Your instructions:
Scan the records and identify every line in which the string "java" occurs, then return those lines.

-- Excerpted data follows --

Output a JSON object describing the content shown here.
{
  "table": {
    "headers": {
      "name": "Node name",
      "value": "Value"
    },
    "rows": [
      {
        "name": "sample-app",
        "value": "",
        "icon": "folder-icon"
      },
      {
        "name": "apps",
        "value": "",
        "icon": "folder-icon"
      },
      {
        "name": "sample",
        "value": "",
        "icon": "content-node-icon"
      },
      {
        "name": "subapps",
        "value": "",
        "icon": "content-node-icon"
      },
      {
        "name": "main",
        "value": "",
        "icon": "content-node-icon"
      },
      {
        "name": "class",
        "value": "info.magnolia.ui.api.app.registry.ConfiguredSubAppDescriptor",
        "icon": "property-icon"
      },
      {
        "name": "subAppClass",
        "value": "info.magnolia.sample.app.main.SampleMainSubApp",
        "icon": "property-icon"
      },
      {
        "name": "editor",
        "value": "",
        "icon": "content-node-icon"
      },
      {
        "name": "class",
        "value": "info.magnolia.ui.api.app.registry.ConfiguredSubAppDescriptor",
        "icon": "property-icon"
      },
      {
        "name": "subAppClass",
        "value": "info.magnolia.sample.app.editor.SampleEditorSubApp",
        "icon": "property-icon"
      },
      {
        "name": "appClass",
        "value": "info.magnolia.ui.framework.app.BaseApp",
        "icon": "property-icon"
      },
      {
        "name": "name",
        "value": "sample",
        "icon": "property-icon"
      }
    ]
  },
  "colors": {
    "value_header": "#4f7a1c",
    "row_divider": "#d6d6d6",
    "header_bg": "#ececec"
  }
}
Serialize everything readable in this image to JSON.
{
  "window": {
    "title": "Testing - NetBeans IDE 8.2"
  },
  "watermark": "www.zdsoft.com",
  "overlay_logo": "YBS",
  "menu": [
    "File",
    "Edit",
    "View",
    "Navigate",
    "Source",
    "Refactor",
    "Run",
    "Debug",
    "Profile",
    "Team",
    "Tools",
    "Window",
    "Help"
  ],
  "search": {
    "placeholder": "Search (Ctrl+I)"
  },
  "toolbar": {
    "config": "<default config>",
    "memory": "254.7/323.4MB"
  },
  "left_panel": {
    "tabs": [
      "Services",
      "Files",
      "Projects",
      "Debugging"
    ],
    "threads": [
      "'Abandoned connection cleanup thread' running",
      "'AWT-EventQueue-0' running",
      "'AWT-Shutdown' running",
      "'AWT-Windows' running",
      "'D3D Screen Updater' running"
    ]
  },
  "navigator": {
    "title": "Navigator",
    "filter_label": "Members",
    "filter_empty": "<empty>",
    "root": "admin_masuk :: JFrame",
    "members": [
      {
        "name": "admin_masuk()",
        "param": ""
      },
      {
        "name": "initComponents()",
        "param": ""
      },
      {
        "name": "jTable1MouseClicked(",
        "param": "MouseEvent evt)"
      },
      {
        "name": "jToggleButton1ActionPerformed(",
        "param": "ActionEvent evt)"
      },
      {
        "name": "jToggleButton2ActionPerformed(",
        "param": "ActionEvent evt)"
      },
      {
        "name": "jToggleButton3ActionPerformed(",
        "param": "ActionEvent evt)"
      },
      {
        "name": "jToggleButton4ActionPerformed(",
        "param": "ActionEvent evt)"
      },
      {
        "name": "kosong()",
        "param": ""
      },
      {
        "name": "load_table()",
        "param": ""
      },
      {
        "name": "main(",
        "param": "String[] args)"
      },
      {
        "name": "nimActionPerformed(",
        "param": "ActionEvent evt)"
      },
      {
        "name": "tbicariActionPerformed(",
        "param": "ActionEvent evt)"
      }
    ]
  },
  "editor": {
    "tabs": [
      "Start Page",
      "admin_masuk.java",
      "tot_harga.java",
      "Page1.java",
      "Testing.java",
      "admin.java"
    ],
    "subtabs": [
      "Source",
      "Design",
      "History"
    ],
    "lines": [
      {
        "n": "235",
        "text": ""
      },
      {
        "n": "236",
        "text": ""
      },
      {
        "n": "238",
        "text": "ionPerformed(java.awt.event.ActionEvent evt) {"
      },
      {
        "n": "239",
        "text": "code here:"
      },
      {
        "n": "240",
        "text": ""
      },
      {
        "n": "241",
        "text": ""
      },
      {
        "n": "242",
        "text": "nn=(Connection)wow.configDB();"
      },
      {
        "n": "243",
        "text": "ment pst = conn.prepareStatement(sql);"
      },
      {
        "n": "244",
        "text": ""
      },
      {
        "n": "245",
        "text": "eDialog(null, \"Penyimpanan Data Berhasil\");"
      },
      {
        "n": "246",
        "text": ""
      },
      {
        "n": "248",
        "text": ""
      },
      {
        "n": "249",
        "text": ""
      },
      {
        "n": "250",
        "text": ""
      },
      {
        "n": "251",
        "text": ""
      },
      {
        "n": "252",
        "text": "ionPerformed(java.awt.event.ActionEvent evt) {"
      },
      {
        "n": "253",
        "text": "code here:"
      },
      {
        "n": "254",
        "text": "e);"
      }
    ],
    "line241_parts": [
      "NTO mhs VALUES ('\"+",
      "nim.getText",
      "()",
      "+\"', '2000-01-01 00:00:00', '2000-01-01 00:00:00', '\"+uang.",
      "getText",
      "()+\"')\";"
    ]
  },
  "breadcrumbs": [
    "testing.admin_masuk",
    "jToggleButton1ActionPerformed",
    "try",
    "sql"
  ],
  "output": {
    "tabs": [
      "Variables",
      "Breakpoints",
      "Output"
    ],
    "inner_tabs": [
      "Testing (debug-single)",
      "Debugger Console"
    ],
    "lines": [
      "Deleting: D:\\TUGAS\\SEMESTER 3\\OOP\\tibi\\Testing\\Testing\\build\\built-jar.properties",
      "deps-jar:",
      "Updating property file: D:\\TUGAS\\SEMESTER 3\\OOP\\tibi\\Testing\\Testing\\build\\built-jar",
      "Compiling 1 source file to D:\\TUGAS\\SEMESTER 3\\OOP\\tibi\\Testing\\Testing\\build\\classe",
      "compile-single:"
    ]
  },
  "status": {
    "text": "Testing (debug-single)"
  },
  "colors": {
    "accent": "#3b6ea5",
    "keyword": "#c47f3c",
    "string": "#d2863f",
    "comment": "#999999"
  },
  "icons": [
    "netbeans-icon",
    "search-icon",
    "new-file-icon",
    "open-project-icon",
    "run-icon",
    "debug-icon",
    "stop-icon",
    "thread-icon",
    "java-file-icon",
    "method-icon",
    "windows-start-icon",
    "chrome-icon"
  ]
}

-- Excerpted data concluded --
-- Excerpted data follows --

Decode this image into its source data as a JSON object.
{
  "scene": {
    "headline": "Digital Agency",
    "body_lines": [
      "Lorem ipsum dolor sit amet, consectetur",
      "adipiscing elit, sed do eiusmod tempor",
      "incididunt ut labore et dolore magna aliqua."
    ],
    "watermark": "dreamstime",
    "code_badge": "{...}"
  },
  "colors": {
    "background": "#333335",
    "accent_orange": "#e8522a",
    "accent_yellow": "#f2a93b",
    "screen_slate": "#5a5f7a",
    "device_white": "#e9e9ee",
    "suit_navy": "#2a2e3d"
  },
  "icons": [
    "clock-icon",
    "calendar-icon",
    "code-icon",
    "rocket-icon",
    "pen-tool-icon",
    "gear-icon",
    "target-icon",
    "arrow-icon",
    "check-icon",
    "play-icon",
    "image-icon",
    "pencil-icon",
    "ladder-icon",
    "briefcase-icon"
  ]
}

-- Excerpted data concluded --

Answer to this exercise:
      "admin_masuk.java",
      "tot_harga.java",
      "Page1.java",
      "Testing.java",
      "admin.java"
        "text": "ionPerformed(java.awt.event.ActionEvent evt) {"
        "text": "ionPerformed(java.awt.event.ActionEvent evt) {"
    "java-file-icon",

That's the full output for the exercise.